--- YOUR INSTRUCTIONS ---
State the number of lines in the records beneath that hold the word "this", and add nothing.
*** Begin section ***
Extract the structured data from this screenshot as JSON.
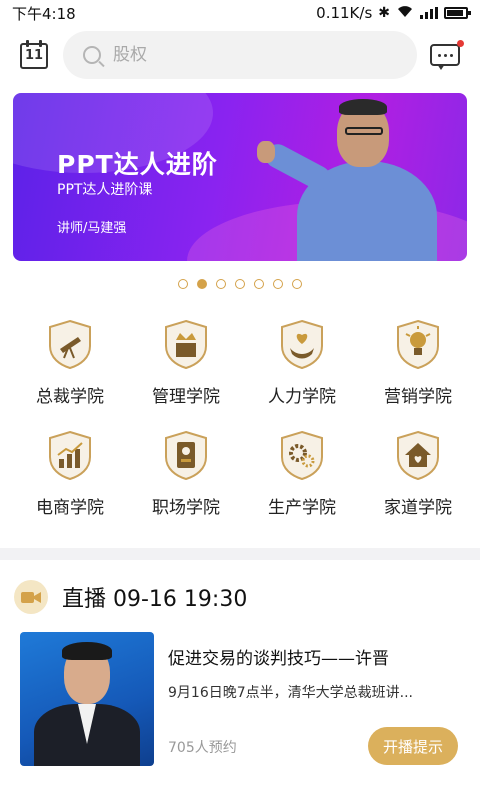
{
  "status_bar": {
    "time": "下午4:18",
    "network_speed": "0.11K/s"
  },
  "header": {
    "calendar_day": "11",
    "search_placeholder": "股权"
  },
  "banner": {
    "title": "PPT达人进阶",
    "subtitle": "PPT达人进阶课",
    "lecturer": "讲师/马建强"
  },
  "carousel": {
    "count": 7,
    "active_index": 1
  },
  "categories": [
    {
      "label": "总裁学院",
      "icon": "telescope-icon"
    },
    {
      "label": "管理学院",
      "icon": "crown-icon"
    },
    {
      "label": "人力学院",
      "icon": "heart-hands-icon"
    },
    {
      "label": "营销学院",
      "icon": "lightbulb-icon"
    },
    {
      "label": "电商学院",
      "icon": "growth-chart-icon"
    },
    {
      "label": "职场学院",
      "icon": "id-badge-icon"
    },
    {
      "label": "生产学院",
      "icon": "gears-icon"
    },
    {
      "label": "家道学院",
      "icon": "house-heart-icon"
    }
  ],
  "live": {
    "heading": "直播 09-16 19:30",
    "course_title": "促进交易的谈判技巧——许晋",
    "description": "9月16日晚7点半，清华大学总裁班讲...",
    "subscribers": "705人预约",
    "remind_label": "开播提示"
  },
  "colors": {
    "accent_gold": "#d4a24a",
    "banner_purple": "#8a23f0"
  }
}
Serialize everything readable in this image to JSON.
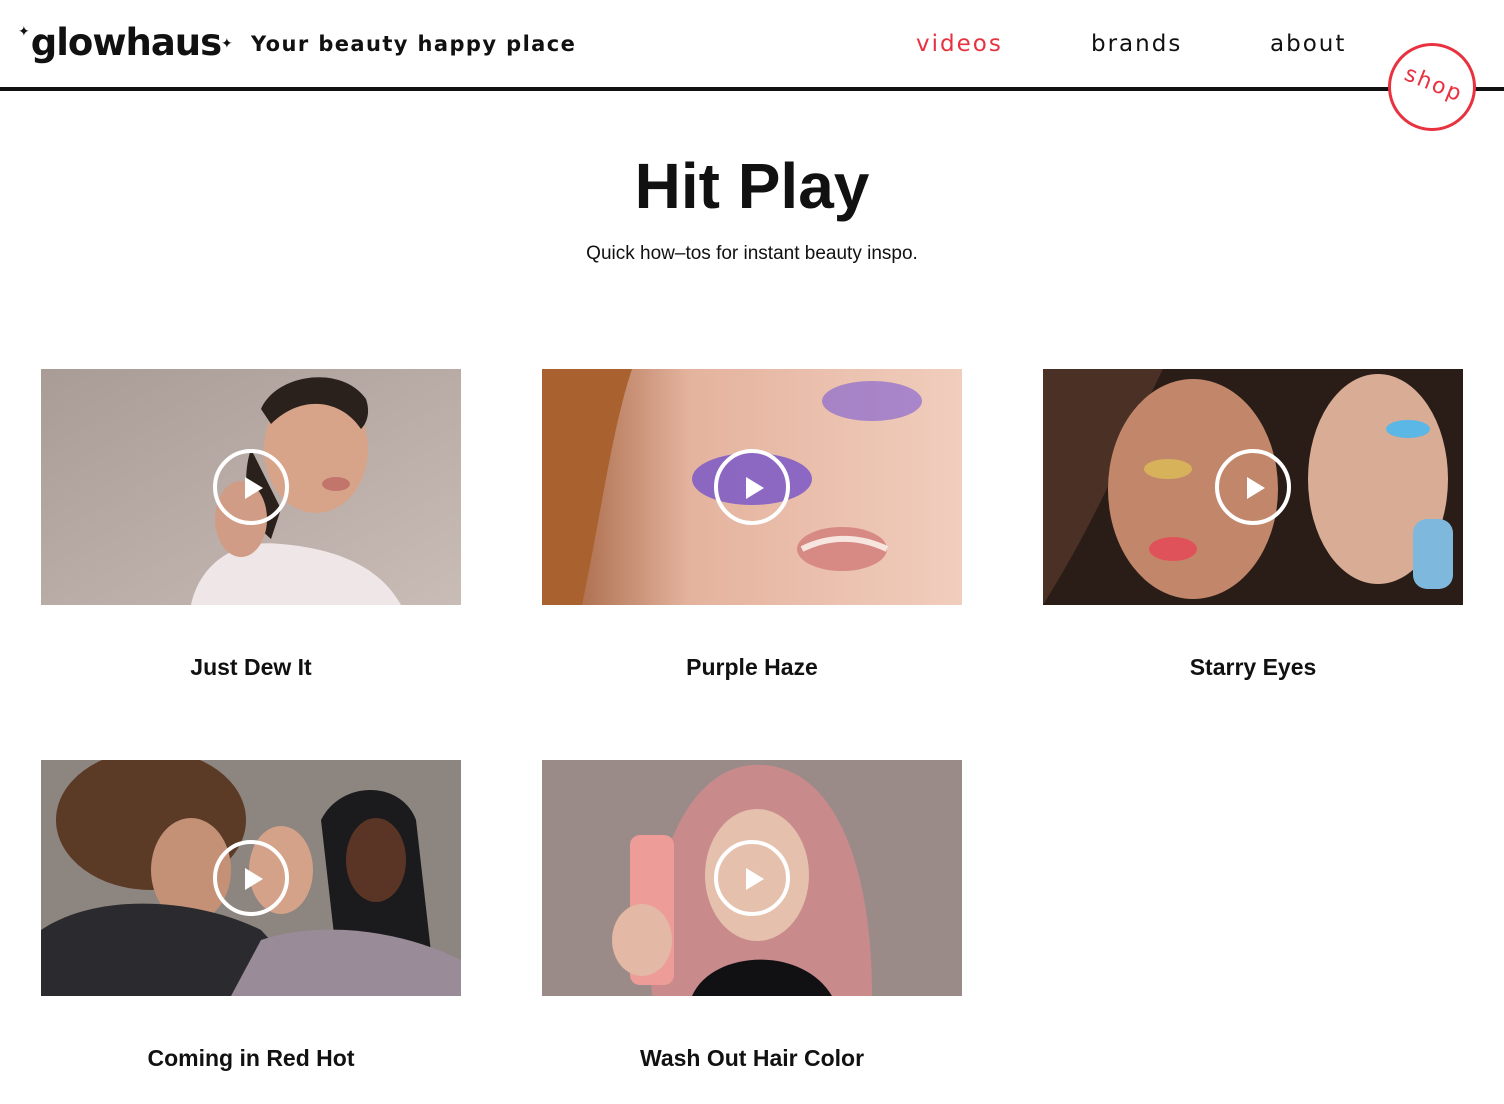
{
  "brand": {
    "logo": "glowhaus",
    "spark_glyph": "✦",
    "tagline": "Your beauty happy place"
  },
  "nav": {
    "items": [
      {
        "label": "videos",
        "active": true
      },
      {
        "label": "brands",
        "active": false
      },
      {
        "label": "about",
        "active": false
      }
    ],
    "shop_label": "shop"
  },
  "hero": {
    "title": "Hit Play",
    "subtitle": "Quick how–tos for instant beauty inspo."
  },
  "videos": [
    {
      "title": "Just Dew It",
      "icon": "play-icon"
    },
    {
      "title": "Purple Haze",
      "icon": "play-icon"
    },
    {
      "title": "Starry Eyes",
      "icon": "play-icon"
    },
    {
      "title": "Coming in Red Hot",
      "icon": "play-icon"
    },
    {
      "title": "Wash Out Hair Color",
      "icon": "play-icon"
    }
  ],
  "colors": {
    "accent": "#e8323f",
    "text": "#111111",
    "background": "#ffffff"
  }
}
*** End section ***
--- EXERCISE RESPONSE ---
2